the international moribund creeds
the exceptional stable paradox

the slow repressive inversion
not good-bad but is or is not

a transcendental algebra for the evaluation

imperative and immobility called masculine
wandering and story called feminine

the affirmation of chance
the possible objects at once pure and solid


A tsunami of avant-garde rats, indeed! You'll have to get the chapbook yourself to read this baby in the context of its suite. Head over to Berkeley Neo-Baroque here for the hook-up.

06 September 2011


I've been reading Brian Ang's new magazine Armed Cell while in bed with pneumonia (pneumonia! people still get pneumonia?!), finding all kinds of interesting stuff like David Lau's "Tiqqun" poem ("We are in a civil war, irremediably there") and Jeanine Webb's theses ("In the future, dolphins will no longer own stocks or attack drones."). According to Ang, Armed Cell "seeks to publish what is urgent and necessary in poetry and poetics" but it does so by very specifically situating itself among the big dogs like Badiou, Zizek, Agamben and others. He continues:

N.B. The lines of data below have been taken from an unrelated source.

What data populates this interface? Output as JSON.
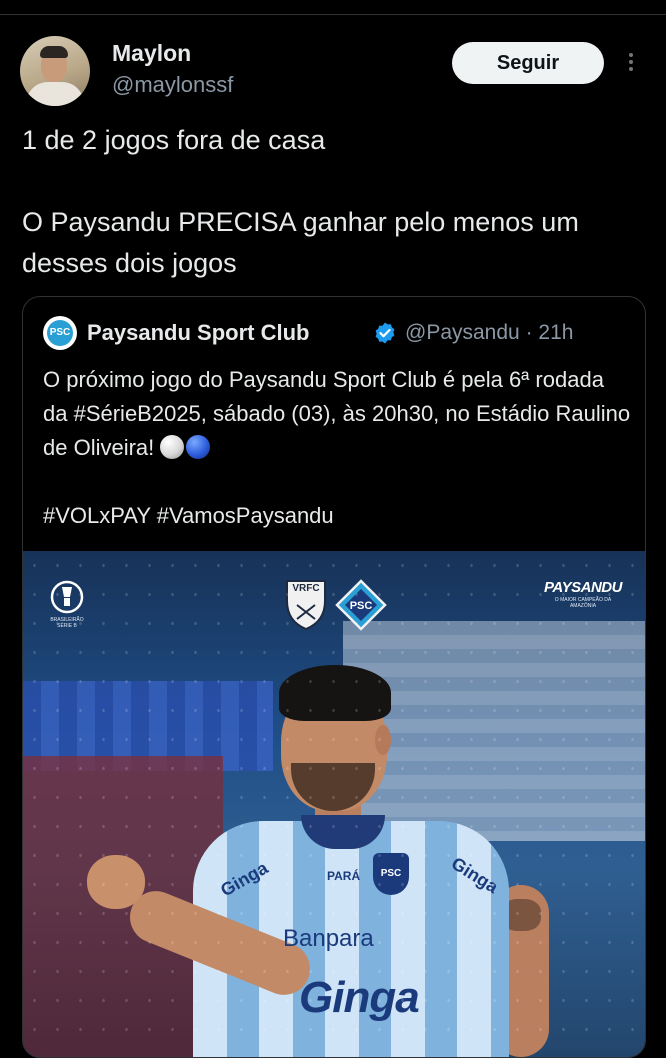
{
  "author": {
    "name": "Maylon",
    "handle": "@maylonssf",
    "follow_label": "Seguir"
  },
  "tweet": {
    "paragraphs": [
      "1 de 2 jogos fora de casa",
      "O Paysandu PRECISA ganhar pelo menos um desses dois jogos"
    ]
  },
  "quoted": {
    "avatar_text": "PSC",
    "name": "Paysandu Sport Club",
    "handle": "@Paysandu",
    "separator": "·",
    "time": "21h",
    "text_line1": "O próximo jogo do Paysandu Sport Club é pela 6ª rodada da #SérieB2025, sábado (03), às 20h30, no Estádio Raulino de Oliveira!",
    "hashtags": "#VOLxPAY #VamosPaysandu",
    "media": {
      "league_caption": "BRASILEIRÃO SÉRIE B",
      "home_crest": "VRFC",
      "away_crest": "PSC",
      "brand": "PAYSANDU",
      "brand_caption": "O MAIOR CAMPEÃO DA AMAZÔNIA",
      "sleeve_left": "Ginga",
      "sleeve_right": "Ginga",
      "chest_text": "PARÁ",
      "crest_text": "PSC",
      "sponsor": "Banpara",
      "sponsor_bottom": "Ginga"
    }
  },
  "colors": {
    "background": "#000000",
    "text": "#e7e9ea",
    "secondary_text": "#8b98a5",
    "verified": "#1d9bf0",
    "button_bg": "#eff3f4"
  }
}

It insists on militancy "working for the emancipation of humanity in its entirety" (Alain Badiou) to confront the notion of there being at present "too much anti-capitalism" (Slavoj Zizek) and not enough direct action against "capitalism (or whatever other name we might want to give to the process dominating world history today" (Giorgio Agamben). Armed Cell seeks relationship with those engaged in research and practice with this matrix of concerns, in order to be, like Lenin's pre-revolution withdrawl to study Hegel, a site for the study necessary for executing political actions.   

There's plenty of interest here, for sure, like Dan Thomas-Glass's "100 Partial Theses on Beauty," but I think I was most won over by Wendy Trevino's "Phalanstery for Imaginary Friends" which I reprint here in its entirety to pique yr. interest:

Phalanstery for Imaginary Friends

"In fact, young children are very dialectical; they see everything in motion, in contradictions and transformations."
-David Harvey, A Companion to Marx's Capital

Bloo was like a hippy telling a Buddhist to shut up
Becacuse he wouldn't stop telling people to shut up
Because throughout the war they'd been so

Quiet Eduardo was like Cesar Chavez and Che shaking their heads
Like Pinky mirrors Firefly in Duck Soup like who wore it better
Frames dresses and action figures the last that nobody

Comes in Wilt lost like most of his arm was imagined tall
Father stay at home like a Coca Cola-iced tea taste test
Grandma sister's husband's brother &

Still alive Coco could do slapstick but only at podium like Harpo
Like that was a curse contingent with credit the university's call
For jihad against the Cotillion PTA the criminalizing of

Slapping Mr. Herriman fought in one of the wars worried he enjoyed
Shopping for his girls too much sent them all to college
But was mostly tired always between meetings a

Communist Cheese was post-Dr. Strangelove pre-something id shaped smudge
Spread around the eyes of Jackie Kennedy in the commonest
Of dreams the passports & degrees counterfeit

Armed Cell is free and can be had from Ang directly here: armedcell[at]gmail[dot]com.